From Praying the Names of Jesus Week Seventeen, Day Four
In the last book of the Bible, Jesus reveals himself as "the Alpha and the Omega, the First and the Last, the Beginning and the End." Present at the world's beginning, Jesus will also be present at its end, when he and his work are finally and fully revealed. When you pray to Christ as the Alpha and the Omega, you are praying to the One who is, who was, and who is to come. He is our all-sufficient Lord, who will not fail to complete the good work he has begun in us.
"I am the Alpha and the Omega, the First and the Last, the Beginning and the End." Revelation 22:13
Praying the Name
Let us fix our eyes on Jesus, the author and perfecter of our faith. Hebrews 12:2
Jesus Christ is the same yesterday and today and forever. Hebrews 13:8
I turned around to see the voice that was speaking to me. And when I turned I saw seven golden lampstands, and among the lampstands was someone "like a son of man," dressed in a robe reaching down to his feet and with a golden sash around his chest. . . .
When I saw him, I fell at his feet as though dead. Then he placed his right hand on me and said: "Do not be afraid. I am the First and the Last. I am the Living One; I was dead, and behold I am alive for ever and ever! And I hold the keys of death and Hades." Revelation 1:12 - 13, 17 - 18
Reflect On: Hebrews 12:2; 13:8 and Revelation 1:12 - 13, 17 - 18.
Praise God: Because he has no beginning and no end.
Offer Thanks: Because Jesus is the same yesterday, today, and forever.
Confess: Any fear that drives your life.
Ask God: To reveal the fault lines in your life.
September 11, the Asian tsunami, and Hurricane Katrina — natural and unnatural disasters that have dramatically exposed the fault lines within governments, societies, and nature itself. Day after day we have watched the unfolding drama of disasters that most of us could never have imagined — the latest in New Orleans, a city described as one of the most romantic, historic, and musical cities in the world. Overnight Hurricane Katrina turned this city, known as the Big Easy, into the hardest place on earth to live. With unintended irony, one New Orleans website still advises would-be visitors: "One thing you should remember to do before coming to New Orleans: forget everything you know."

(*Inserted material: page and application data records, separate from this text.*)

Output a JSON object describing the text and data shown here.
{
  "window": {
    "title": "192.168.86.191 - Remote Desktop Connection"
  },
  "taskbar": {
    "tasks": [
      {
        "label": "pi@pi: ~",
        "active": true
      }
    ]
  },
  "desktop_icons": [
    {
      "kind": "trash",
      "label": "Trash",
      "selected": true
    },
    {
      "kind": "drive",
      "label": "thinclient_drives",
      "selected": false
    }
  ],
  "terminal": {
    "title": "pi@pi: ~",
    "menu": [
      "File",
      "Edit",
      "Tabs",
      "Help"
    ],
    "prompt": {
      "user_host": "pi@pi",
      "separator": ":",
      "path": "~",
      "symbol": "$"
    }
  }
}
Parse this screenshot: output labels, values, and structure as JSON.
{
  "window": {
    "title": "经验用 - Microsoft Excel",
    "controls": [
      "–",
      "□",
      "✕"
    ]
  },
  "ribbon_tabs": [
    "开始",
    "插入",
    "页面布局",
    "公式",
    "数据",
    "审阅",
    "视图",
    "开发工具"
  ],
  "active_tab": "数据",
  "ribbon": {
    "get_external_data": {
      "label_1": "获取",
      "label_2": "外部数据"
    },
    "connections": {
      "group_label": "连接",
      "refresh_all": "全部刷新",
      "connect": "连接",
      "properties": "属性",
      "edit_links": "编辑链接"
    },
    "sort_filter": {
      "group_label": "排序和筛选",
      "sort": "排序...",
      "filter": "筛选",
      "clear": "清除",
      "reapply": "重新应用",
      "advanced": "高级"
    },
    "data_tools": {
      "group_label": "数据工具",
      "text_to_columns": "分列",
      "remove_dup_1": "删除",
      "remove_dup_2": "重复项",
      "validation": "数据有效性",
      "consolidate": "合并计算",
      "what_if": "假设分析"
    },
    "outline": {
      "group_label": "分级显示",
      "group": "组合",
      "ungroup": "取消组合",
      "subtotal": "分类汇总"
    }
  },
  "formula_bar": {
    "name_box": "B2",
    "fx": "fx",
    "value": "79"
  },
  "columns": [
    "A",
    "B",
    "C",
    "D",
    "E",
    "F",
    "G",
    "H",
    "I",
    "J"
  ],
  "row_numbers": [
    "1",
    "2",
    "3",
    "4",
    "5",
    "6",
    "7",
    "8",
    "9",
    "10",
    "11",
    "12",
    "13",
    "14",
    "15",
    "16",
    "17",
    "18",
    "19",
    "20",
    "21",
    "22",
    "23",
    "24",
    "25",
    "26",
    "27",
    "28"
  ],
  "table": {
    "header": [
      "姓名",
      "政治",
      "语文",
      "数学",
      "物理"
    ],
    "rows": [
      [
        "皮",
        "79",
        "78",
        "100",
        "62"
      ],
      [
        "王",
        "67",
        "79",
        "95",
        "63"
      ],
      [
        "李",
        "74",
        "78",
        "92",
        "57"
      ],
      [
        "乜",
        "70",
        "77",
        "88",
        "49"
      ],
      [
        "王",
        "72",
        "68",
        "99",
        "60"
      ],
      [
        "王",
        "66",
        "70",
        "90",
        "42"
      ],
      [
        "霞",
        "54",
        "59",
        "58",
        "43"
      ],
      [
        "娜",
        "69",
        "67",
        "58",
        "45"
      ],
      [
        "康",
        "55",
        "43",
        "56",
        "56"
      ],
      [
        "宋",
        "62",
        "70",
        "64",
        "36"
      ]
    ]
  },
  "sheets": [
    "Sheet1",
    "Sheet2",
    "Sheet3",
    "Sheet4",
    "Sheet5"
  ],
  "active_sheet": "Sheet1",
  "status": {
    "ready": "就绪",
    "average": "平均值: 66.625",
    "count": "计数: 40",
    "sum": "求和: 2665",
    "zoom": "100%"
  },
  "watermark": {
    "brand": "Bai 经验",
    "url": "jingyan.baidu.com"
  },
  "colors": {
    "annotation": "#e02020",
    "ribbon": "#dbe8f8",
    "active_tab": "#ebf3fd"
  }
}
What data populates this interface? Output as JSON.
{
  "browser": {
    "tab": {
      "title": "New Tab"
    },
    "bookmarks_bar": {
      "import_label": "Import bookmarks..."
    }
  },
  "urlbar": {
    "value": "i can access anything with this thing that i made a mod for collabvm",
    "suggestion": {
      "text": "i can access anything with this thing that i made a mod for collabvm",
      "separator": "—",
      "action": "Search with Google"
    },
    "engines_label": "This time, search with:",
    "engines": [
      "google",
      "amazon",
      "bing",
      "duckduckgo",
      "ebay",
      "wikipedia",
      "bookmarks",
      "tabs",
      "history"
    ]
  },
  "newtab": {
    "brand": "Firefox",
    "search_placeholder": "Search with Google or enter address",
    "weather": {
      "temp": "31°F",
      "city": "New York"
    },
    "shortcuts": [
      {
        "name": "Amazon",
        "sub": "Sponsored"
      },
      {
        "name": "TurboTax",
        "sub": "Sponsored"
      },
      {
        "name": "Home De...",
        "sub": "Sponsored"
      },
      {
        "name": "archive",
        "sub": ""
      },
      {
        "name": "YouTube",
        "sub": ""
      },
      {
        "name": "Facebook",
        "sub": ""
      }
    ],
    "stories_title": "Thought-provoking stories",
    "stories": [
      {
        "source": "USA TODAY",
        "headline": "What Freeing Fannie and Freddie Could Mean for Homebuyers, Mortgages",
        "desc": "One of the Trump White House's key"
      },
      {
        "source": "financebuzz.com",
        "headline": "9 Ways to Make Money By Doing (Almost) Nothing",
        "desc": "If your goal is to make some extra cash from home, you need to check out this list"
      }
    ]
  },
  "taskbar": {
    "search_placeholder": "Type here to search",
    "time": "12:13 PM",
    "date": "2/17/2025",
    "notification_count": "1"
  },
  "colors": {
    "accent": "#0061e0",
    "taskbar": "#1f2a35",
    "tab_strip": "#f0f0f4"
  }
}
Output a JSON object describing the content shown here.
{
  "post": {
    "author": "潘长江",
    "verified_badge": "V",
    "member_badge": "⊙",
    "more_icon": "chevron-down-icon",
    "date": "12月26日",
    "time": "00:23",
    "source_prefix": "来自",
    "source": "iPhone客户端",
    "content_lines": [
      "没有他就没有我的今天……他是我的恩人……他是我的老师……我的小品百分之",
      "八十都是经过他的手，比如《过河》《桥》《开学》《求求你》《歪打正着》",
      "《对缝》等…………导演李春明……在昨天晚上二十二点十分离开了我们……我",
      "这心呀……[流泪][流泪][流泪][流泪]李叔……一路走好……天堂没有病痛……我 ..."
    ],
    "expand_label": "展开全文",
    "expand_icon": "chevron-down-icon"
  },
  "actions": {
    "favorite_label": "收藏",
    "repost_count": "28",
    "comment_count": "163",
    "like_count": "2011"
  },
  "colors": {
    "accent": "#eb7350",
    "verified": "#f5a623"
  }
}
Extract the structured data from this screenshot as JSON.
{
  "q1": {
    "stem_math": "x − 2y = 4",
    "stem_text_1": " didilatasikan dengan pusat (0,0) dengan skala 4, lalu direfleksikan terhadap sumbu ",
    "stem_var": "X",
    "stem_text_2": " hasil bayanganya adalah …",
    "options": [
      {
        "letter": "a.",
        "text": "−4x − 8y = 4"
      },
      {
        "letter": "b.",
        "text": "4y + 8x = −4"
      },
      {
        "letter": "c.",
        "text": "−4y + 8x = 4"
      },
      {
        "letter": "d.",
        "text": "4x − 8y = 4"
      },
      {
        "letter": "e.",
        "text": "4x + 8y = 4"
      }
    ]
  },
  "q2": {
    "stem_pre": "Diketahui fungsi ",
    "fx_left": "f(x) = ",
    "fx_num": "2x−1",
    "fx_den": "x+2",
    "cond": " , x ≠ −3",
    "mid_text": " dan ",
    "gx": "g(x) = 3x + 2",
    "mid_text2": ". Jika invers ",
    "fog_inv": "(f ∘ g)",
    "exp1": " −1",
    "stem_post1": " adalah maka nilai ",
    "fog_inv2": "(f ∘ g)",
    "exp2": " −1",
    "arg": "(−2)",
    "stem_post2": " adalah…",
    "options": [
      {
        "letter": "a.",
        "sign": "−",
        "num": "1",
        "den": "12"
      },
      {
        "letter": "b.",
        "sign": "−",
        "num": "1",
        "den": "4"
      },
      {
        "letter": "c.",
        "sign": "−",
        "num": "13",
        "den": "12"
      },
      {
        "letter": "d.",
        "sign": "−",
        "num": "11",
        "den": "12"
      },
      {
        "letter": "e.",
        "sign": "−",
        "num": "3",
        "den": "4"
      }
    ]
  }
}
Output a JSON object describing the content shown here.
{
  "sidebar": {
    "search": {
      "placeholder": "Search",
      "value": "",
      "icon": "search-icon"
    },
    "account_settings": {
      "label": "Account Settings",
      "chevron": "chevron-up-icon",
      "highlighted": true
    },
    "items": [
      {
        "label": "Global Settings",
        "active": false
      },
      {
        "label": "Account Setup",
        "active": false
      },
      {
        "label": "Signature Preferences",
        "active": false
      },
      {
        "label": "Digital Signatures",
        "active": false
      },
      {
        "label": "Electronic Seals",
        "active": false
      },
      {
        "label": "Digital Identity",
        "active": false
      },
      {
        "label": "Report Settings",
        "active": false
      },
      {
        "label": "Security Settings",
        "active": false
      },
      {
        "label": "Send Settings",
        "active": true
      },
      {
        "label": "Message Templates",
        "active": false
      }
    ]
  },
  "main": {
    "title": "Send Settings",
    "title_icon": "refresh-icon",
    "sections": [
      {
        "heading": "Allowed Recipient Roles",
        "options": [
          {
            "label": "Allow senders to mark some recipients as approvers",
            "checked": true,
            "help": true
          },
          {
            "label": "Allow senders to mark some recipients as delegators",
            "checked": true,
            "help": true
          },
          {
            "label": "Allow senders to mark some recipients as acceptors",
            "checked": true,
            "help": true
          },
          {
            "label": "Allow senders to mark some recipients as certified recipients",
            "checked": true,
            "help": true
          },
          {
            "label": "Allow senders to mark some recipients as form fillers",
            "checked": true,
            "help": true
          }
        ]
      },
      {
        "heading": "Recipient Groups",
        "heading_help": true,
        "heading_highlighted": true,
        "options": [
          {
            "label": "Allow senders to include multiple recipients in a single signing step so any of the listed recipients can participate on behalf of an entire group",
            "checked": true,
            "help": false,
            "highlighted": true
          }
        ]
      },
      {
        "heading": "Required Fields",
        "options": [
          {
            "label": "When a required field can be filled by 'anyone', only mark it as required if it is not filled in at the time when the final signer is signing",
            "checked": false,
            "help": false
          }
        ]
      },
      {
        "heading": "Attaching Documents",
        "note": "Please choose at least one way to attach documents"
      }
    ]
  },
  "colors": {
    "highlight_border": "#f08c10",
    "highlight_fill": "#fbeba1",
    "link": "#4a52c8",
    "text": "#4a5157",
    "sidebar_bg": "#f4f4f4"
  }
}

Today that advice seems apt. Forget the graceful antebellum mansions, the rich cuisine, the annual Mardi Gras festival, and the sweet sound of New Orleans jazz floating across the French Quarter. Remember, instead, the hunger, the bedlam, and the human misery that New Orleans' poorest and weakest residents suffered as they waited for someone, anyone, to save them after the levees broke. Remember the shame and horror we all felt as we watched their despair.
The same website goes on to describe the city's legendary appeal: This is New Orleans. Queen City of the South. An exotic temptress. Steamy, sultry and sensual. For three centuries sunken lazily in the bend of a mighty river near the edge of a continent. Suitors come from near and far — drawn by her beauty, intrigued by her sounds and smells, beguiled by her grace, enchanted by her spirit.
This is New Orleans. Feel free to fall in love. Sin at will. There's always time for guilt tomorrow, or the next day.
No doubt the vast majority of the city's residents have lived more virtuous lives than this copywriter's version of New Orleans might indicate. But how telling that the city's seductive charm, famous for more than two hundred years, vanished in an instant.
I live in a solid Midwestern city, a city that, though pleasant, could hardly be described as seductive. But recent events have caused me to wonder what fault lines lie hidden within it. Couldn't everything I love and cherish in Grand Rapids, Michigan, be swept away in an instant, just as it was in New Orleans? What would happen if my city's infrastructure suddenly collapsed? If there weren't enough food, water, and shelter to go around? What kind of people would we prove to be? How would we treat our poor? Our sick and elderly? Would middle-class values and middle-class dreams survive such a catastrophe? This is a question I'm asking these days, not just about my city but about myself. Where are my fault lines? How would I act under the kind of pressure that was brought to bear on the citizens of New Orleans?
What am I basing my life on? I wish I could tell you my confidence has grown as I try to imagine myself confronting similar conditions. But truly it is hard to be anything but frightened by such thoughts. When worse comes to worst, I know it will only be God's mercy that will sustain me and those I love.
Today I pray that you and I will learn before it is too late how to fix our eyes on Christ, who is God forever. He is the One who is, who was, and who will be — the One who banishes our fear because he holds the past, present, and future in his all-powerful hands. Neither New Orleans nor Grand Rapids nor any other city in the world will last forever. But Jesus will.
May he be the beginning and the end of everything we believe, everything we strive for, everything we trust in. May he be first in our families, first in our relationships, first in our businesses, and first in all the days that lie ahead for us. Then, no matter what happens, we will be given the grace to stand, knowing that our lives are hidden in the hands of the only One able to save us both now and forever. Amen.